In the midst of a new country at the most family oriented time of the year, we contemplate what traditions we might adopt from the French and what family traditions made along the way that we might keep.
Do you have a family tradition that is unique to your family?
French Christmas Traditions
#1 Yule Log – traditional cake made of chocolate and nuts, which symbolizes Christmas as our tree might back home.
#2 Le Réveillon – December 24th the people go to midnight mass, and after celebrate Jesus’ birthday with a huge meal, called Le Réveillon.
#3 Candle In Window – You burn a candle in the window incase the Virgin Mary passes with Jesus as he delivers gifts to the children.
#4 Shoes in front of the Fireplace – The kids put their shoes by the fireplace hoping Père Noël (Papa Noel) fills them with candy and small gifts. Père Fouettard who gives out spankings to the naughty children, our equivalent to receiving coal, accompanies him.
#5 December 6th Shoes in the Window – In some regions they have the Dec. 6th celebration. Santa visit and fills the shoes and he returns on December 24th to put presents under the tree. In other areas they believe baby Jesus brings the gifts on December 24th. It really depends on the region and how religious they are.
#6 Santa Answers – In 1962 a unique law was passed, that if a child writes to Santa he gets a post card response. Older children take on the task of writing back, keeping the magic alive for the next generation.
#7 Christmas Trees – The Sapin de Noel is the main decorations in store windows, along streets and homes.
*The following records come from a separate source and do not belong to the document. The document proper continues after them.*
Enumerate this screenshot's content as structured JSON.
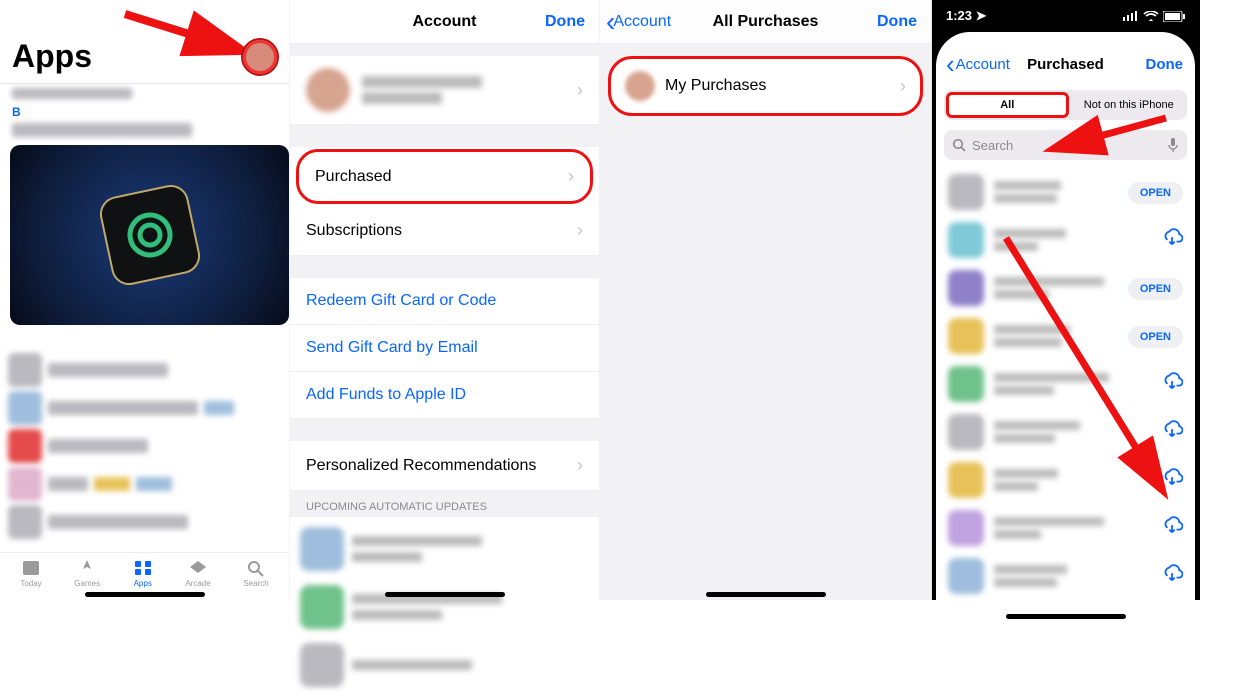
{
  "colors": {
    "ios_blue": "#0a66ff",
    "highlight_red": "#e11"
  },
  "arrows": [
    {
      "on_phone": 1,
      "from": "top-left",
      "to": "avatar-button"
    },
    {
      "on_phone": 4,
      "from": "segmented-all-option",
      "to": "cloud-download-icon"
    }
  ],
  "phone1": {
    "title": "Apps",
    "avatar_label": "Account",
    "tabs": [
      {
        "id": "today",
        "label": "Today"
      },
      {
        "id": "games",
        "label": "Games"
      },
      {
        "id": "apps",
        "label": "Apps",
        "active": true
      },
      {
        "id": "arcade",
        "label": "Arcade"
      },
      {
        "id": "search",
        "label": "Search"
      }
    ],
    "editorial_tag": "B"
  },
  "phone2": {
    "title": "Account",
    "done": "Done",
    "rows": {
      "purchased": "Purchased",
      "subscriptions": "Subscriptions",
      "redeem": "Redeem Gift Card or Code",
      "sendgc": "Send Gift Card by Email",
      "addfunds": "Add Funds to Apple ID",
      "personalized": "Personalized Recommendations"
    },
    "updates_header": "UPCOMING AUTOMATIC UPDATES"
  },
  "phone3": {
    "back": "Account",
    "title": "All Purchases",
    "done": "Done",
    "my_purchases": "My Purchases"
  },
  "phone4": {
    "status_time": "1:23",
    "back": "Account",
    "title": "Purchased",
    "done": "Done",
    "seg_all": "All",
    "seg_not": "Not on this iPhone",
    "search_placeholder": "Search",
    "open_label": "OPEN",
    "items": [
      {
        "action": "open"
      },
      {
        "action": "cloud"
      },
      {
        "action": "open"
      },
      {
        "action": "open"
      },
      {
        "action": "cloud"
      },
      {
        "action": "cloud"
      },
      {
        "action": "cloud"
      },
      {
        "action": "cloud"
      },
      {
        "action": "cloud"
      }
    ]
  }
}
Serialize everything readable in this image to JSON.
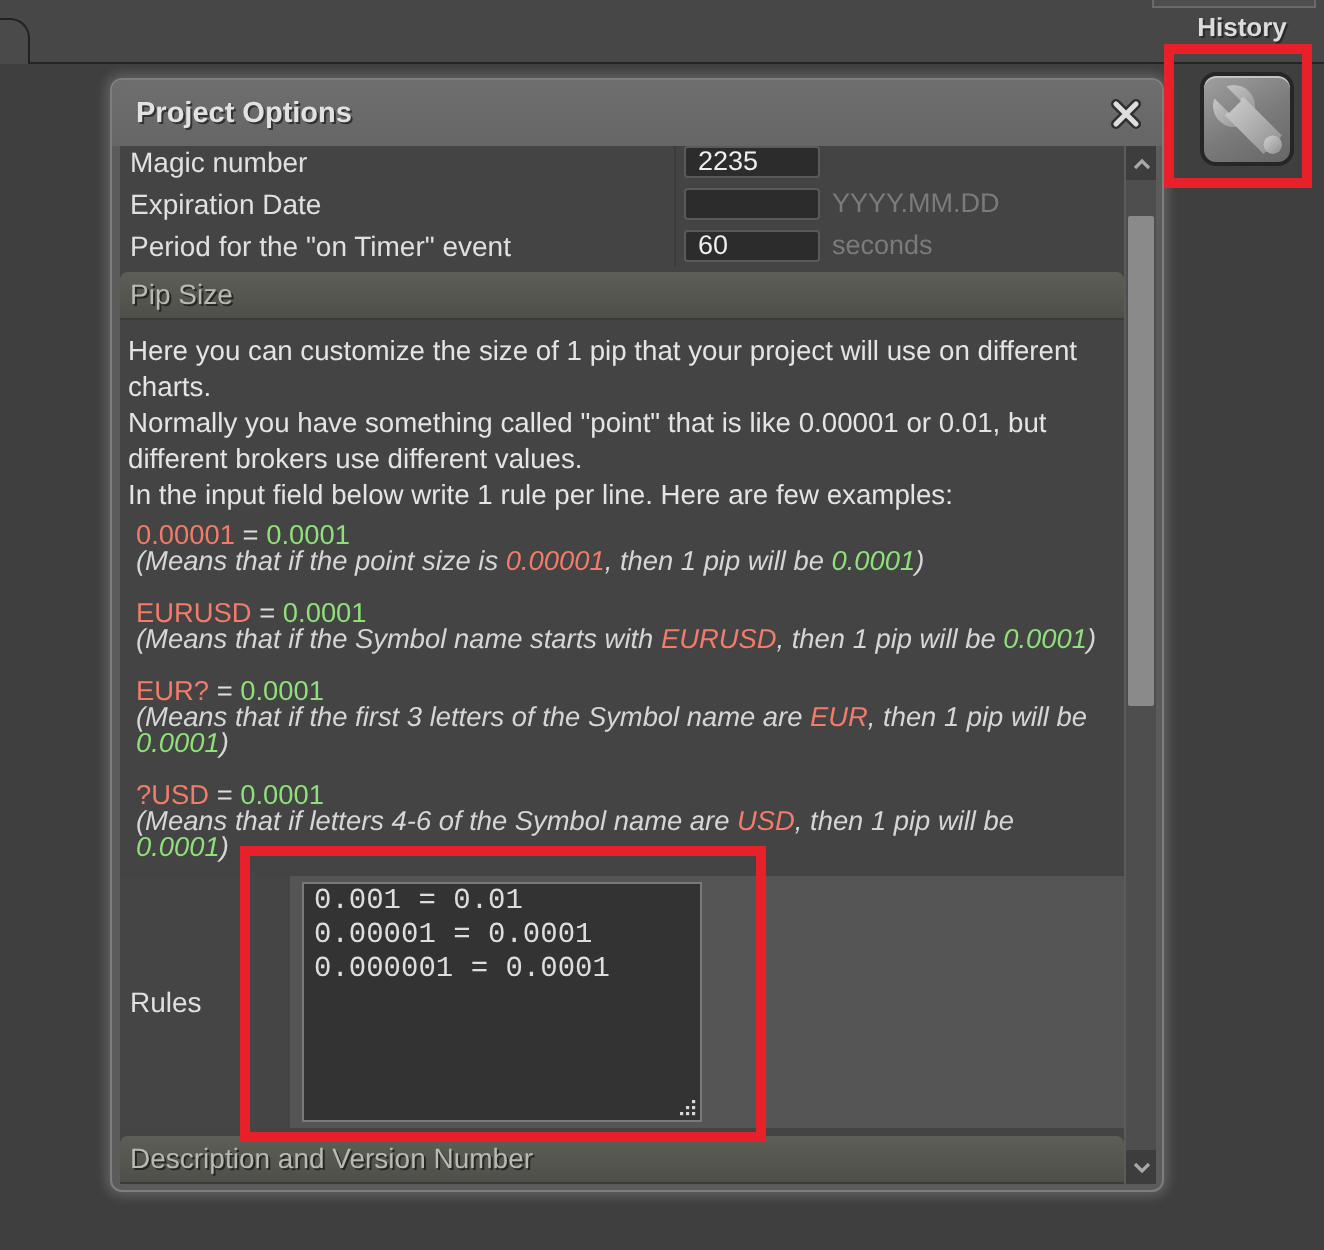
{
  "side_panel": {
    "title": "History",
    "tool_button": {
      "highlighted": true
    }
  },
  "dialog": {
    "title": "Project Options",
    "fields": [
      {
        "label": "Magic number",
        "value": "2235"
      },
      {
        "label": "Expiration Date",
        "hint": "YYYY.MM.DD"
      },
      {
        "label": "Period for the \"on Timer\" event",
        "value": "60",
        "hint": "seconds"
      }
    ],
    "sections": [
      {
        "title": "Pip Size",
        "paragraphs": [
          "Here you can customize the size of 1 pip that your project will use on different charts.",
          "Normally you have something called \"point\" that is like 0.00001 or 0.01, but different brokers use different values.",
          "In the input field below write 1 rule per line. Here are few examples:"
        ],
        "examples": [
          {
            "rule": [
              {
                "text": "0.00001",
                "kind": "pattern"
              },
              {
                "text": " = ",
                "kind": "plain"
              },
              {
                "text": "0.0001",
                "kind": "pip"
              }
            ],
            "explanation": [
              {
                "text": "(Means that if the point size is ",
                "kind": "plain"
              },
              {
                "text": "0.00001",
                "kind": "pattern"
              },
              {
                "text": ", then 1 pip will be ",
                "kind": "plain"
              },
              {
                "text": "0.0001",
                "kind": "pip"
              },
              {
                "text": ")",
                "kind": "plain"
              }
            ]
          },
          {
            "rule": [
              {
                "text": "EURUSD",
                "kind": "pattern"
              },
              {
                "text": " = ",
                "kind": "plain"
              },
              {
                "text": "0.0001",
                "kind": "pip"
              }
            ],
            "explanation": [
              {
                "text": "(Means that if the Symbol name starts with ",
                "kind": "plain"
              },
              {
                "text": "EURUSD",
                "kind": "pattern"
              },
              {
                "text": ", then 1 pip will be ",
                "kind": "plain"
              },
              {
                "text": "0.0001",
                "kind": "pip"
              },
              {
                "text": ")",
                "kind": "plain"
              }
            ]
          },
          {
            "rule": [
              {
                "text": "EUR?",
                "kind": "pattern"
              },
              {
                "text": " = ",
                "kind": "plain"
              },
              {
                "text": "0.0001",
                "kind": "pip"
              }
            ],
            "explanation": [
              {
                "text": "(Means that if the first 3 letters of the Symbol name are ",
                "kind": "plain"
              },
              {
                "text": "EUR",
                "kind": "pattern"
              },
              {
                "text": ", then 1 pip will be ",
                "kind": "plain"
              },
              {
                "text": "0.0001",
                "kind": "pip"
              },
              {
                "text": ")",
                "kind": "plain"
              }
            ]
          },
          {
            "rule": [
              {
                "text": "?USD",
                "kind": "pattern"
              },
              {
                "text": " = ",
                "kind": "plain"
              },
              {
                "text": "0.0001",
                "kind": "pip"
              }
            ],
            "explanation": [
              {
                "text": "(Means that if letters 4-6 of the Symbol name are ",
                "kind": "plain"
              },
              {
                "text": "USD",
                "kind": "pattern"
              },
              {
                "text": ", then 1 pip will be ",
                "kind": "plain"
              },
              {
                "text": "0.0001",
                "kind": "pip"
              },
              {
                "text": ")",
                "kind": "plain"
              }
            ]
          }
        ],
        "rules": {
          "label": "Rules",
          "value": "0.001 = 0.01\n0.00001 = 0.0001\n0.000001 = 0.0001",
          "highlighted": true
        }
      },
      {
        "title": "Description and Version Number"
      }
    ]
  }
}
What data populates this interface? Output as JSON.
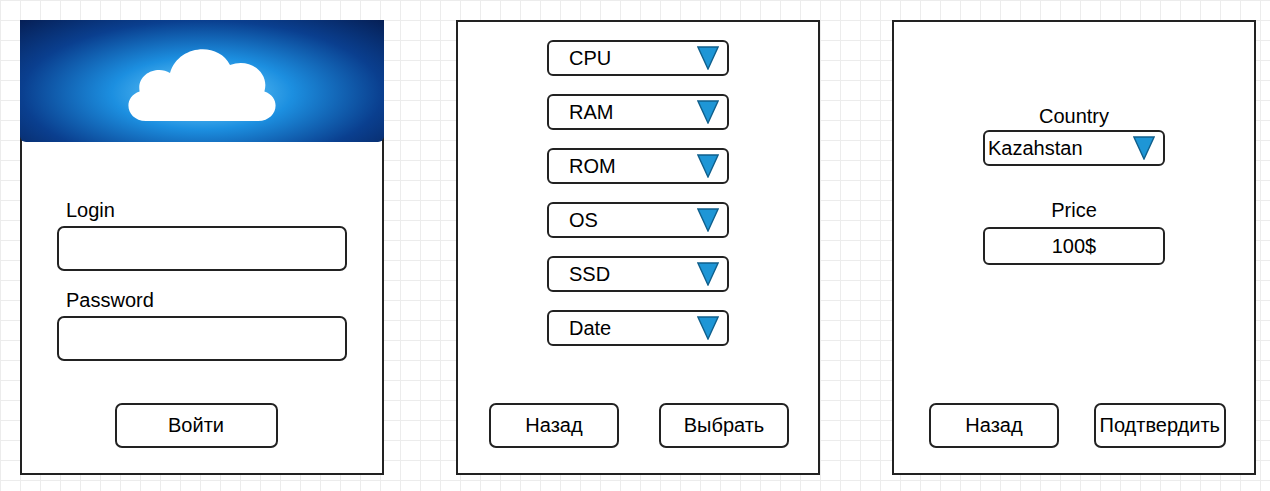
{
  "login": {
    "fields": [
      {
        "label": "Login",
        "value": ""
      },
      {
        "label": "Password",
        "value": ""
      }
    ],
    "button": "Войти"
  },
  "config": {
    "dropdowns": [
      "CPU",
      "RAM",
      "ROM",
      "OS",
      "SSD",
      "Date"
    ],
    "buttons": [
      "Назад",
      "Выбрать"
    ]
  },
  "order": {
    "country": {
      "label": "Country",
      "value": "Kazahstan"
    },
    "price": {
      "label": "Price",
      "value": "100$"
    },
    "buttons": [
      "Назад",
      "Подтвердить"
    ]
  }
}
Introduced in the 14th century, the Christmas tree was decorated with apples, paper flowers and ribbons.
#8 Wooden Nativity Scenes – The French love their little wooden figures of the nativity scene, and spend time hand painting their little collections with care.
#9 Christmas Is for Family – Adults celebrate New Years with gifts for each other and parties for friends and keep Christmas tradition and celebration tight in the family.
#10 Traditional Food – Foie Gras, crepes, roast chicken, walnut stuffed turkey, roast goose, smoked salmon and oysters are among the traditional food eaten at this time of year.
Our Family Traditions
Our family celebrates Jesus’ birthday December 24th evening, by having a big celebratory dinner with all traditional fixings, as done in Hungary, our culture based on our Roman Catholic faith. We try to make cabbage rolls during our holidays, a tradition that we adopted. Changing custom slightly we open one present around midnight, not all and the rest in the morning keeping time with our Canadian friends.
December 6th is when Santa delivers chocolates to children’s shoes left in the window. Baby Jesus brings presents on his birthday, while the children sleep but as of late we adopted Santa Clause bringing the gifts, again to keep with the children’s class majority. Our family does one big present per child and the adults don’t exchange gifts at Christmas. We only buy for the children as we think Santa is for them. The kids end up with special gifts from their grandparents and the kids make us gifts.
Each year we have sent photo cards to say Merry Christmas to our friends and family in Canada, US and Europe. This year we won’t, with so much up in the air, adjusting to our new busy French life, we send our holiday wishes over Skype to our loved ones.
Christmas 2011 in France
Our family gathering is intimate, with hand-made decorations hung on a tree. Each child has asked for a pet this year, and Santa will bring Daniel his parrot’s cage and Angelina’s kitten a bed. They will pick their pets when the time is right, once more settled in our new home.
The turkey came out from the gas oven unevenly cooked. Not sure how to use the oven properly, despite the mishap, it was enjoyable even though the kids were not feeling up to eating, still under the weather from the flu.
Home made cranberry sauce, a great recipe we found online and took liberty to wing with what we had in the house. It tasted like apple cranberry compote with orange zest, simply delicious. Our homemade stuffing made from a fresh loaf of bread with thick crust, chopped up into squares, fried up in olive oil, and added to fried onions, garlic, walnuts and a mix of herbs, we stirred in with chicken stock, and inserted in the bird. It was the best stuffing ever! With only Alfonz to enjoy it, we have loads of left over’s for soup and lunch over the next few days.
After dinner the kids got to open one small present before bed. Each got pajamas, underwear and a chocolate to eat while we watched Miracle on 34th Street. From the community loud speaker they play Christmas music, which sounds like an old 45. Very cool!
Daniel put out the milk and cookies for Santa next to his list, we lit the candle for Mother Mary which Angelina made in school and we sent the kids to bed.
Angelina was exhausted from fever. I can only hope her night will be better than last. A few moments alone before bed, we sit enjoy a glass of wine, a bottle of beer, and watch an episode of Borgias. Off to bed we went!
The kids woke us up at the crack of dawn, and ripped open their gifts in less than 5 minutes.
December 25th we make homemade turkey soup from the leftovers and walk in the countryside. We start new family traditions in France combining from all three cultures, to make a very special holiday season.
Merry Christmas to our family and friends back home, we miss you very much!